It’s best to keep track of all the problems we found on the site. At this point, it’s useful to have a report template that we fill in with descriptions of errors and screenshots from the site.

For novice designers, conducting a UX audit may not be an easy task. It requires both a good intuition for user behavior and solid UX knowledge. However, there’s no need to worry: the more audits we do and the more experience we gain, the easier they become.

Step 3. Describing problems

Detected problems are always described according to the same scheme.

First of all, we upload a screenshot. We also provide the address and title of the page where the error occurred, to make it easier to locate. Then we describe what the problem is. At this point, it’s also worth presenting the user’s perspective, which will make it easier for the client to understand our point of view, and we will evoke empathy in them.

Detecting an error is one thing, fixing it is another, so we always add recommendations and possible solutions to the problem.

Step 4. Some formalities, or analysis report

The results of the audit need to be communicated to our client somehow. At Kinaole, we usually prepare reports in the form of presentations, which makes it easier to showcase them to the client at a meeting.

The first part of the report is the introduction. It should include:

  • table of contents,
  • summary, i.e., a brief description of the content of the report along with the main conclusions,
  • the purpose of the audit,
  • description of the methods we used,
  • scope of analysis, usually just user paths that we checked,
  • technical information, i.e., on what equipment we performed the audit, in what operating system, on what browser, and in what screen resolution – this
  • information may be helpful when some errors result from poor implementation.

The second part of the report is the audit results. How to present the results from the report in detail, I’ve already described in the previous subsection. In short, the most important thing is:

  • uploading a screenshot,
    describing the problem (it’s worth doing it from the user’s perspective as well),
    specifying the page where the problem occurs,
    providing recommendations and possible solutions.

The third part is the conclusion. Here we summarize the audit, gather conclusions and recommendations, and briefly describe them.
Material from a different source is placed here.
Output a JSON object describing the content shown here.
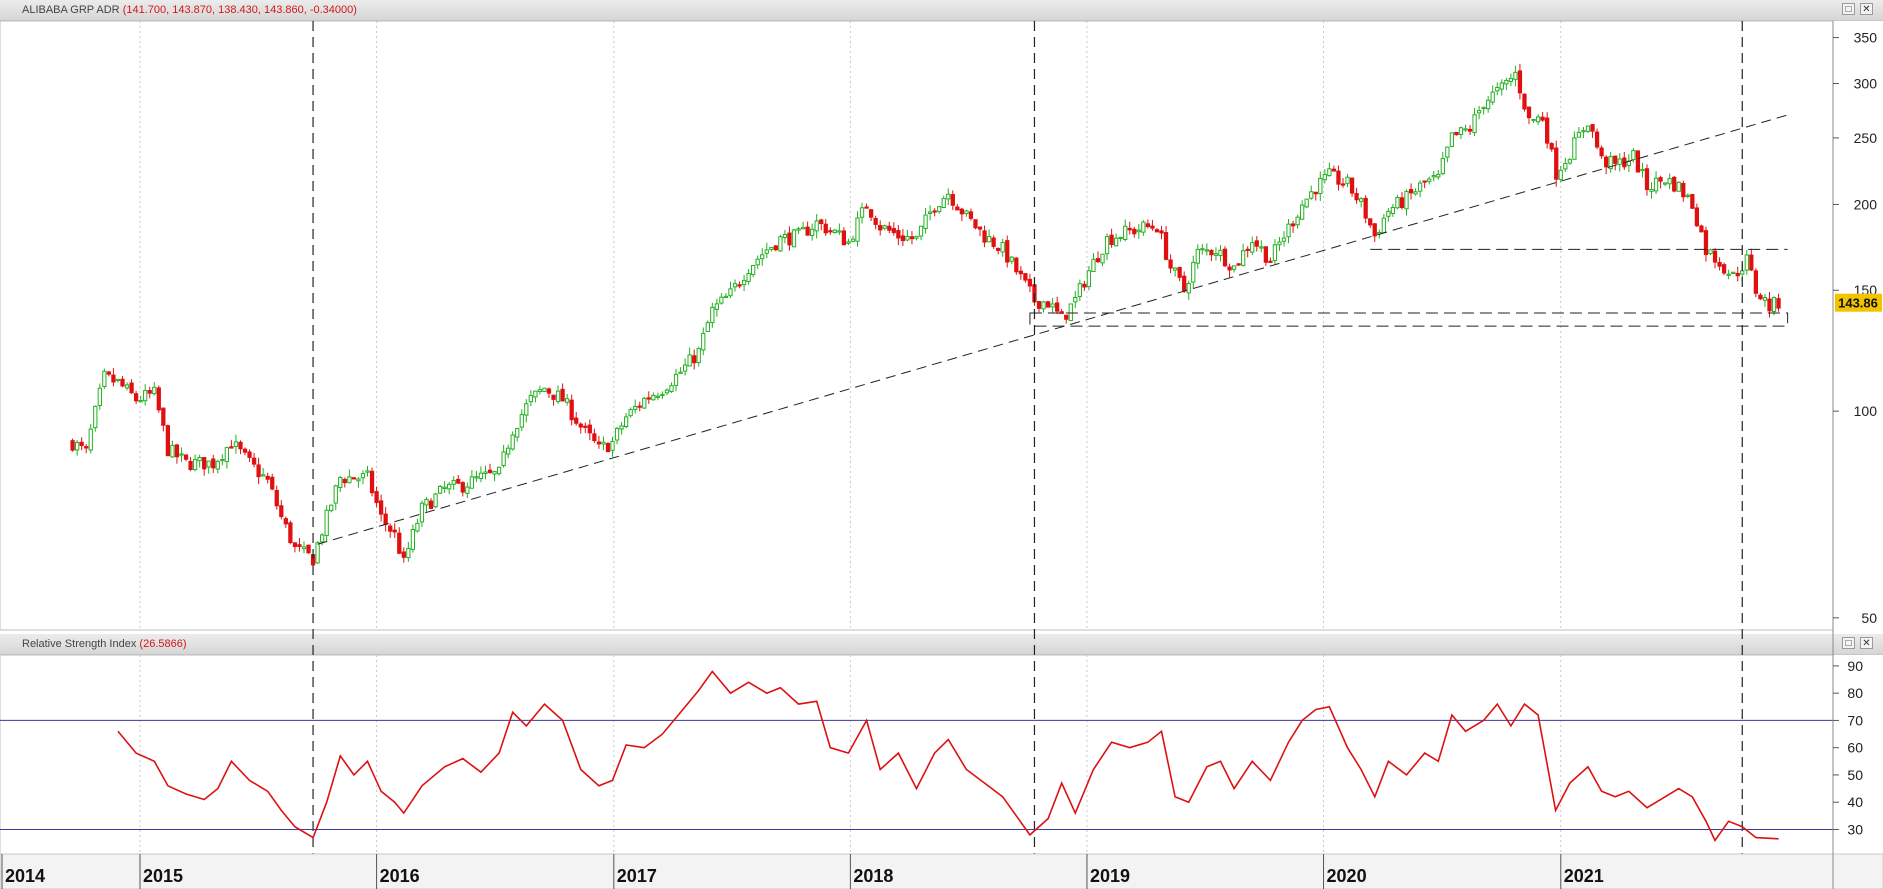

Additionally, all discovered problems are collected in one table, in which we try to estimate the weight of the problem and the time it takes to solve it on a scale of 1–3. Such a summary table will help the client understand which errors are the most important and the most difficult to fix. Don’t be afraid to group errors if they are related or stem from a common source.

PRO TIP: Don’t forget to ensure the usability of the report itself! Remember that your client is also a user. The report should be accessible, readable, and logically structured. Provide specifics, avoid beating around the bush, write in simple language.

Presentation at the end

As a gift for the upcoming Santa Claus Day, we’ve prepared a usability audit report template that will help you perform it. Thanks to this, you can focus on the content and substance, without worrying about the form 😉

Usability Audit Template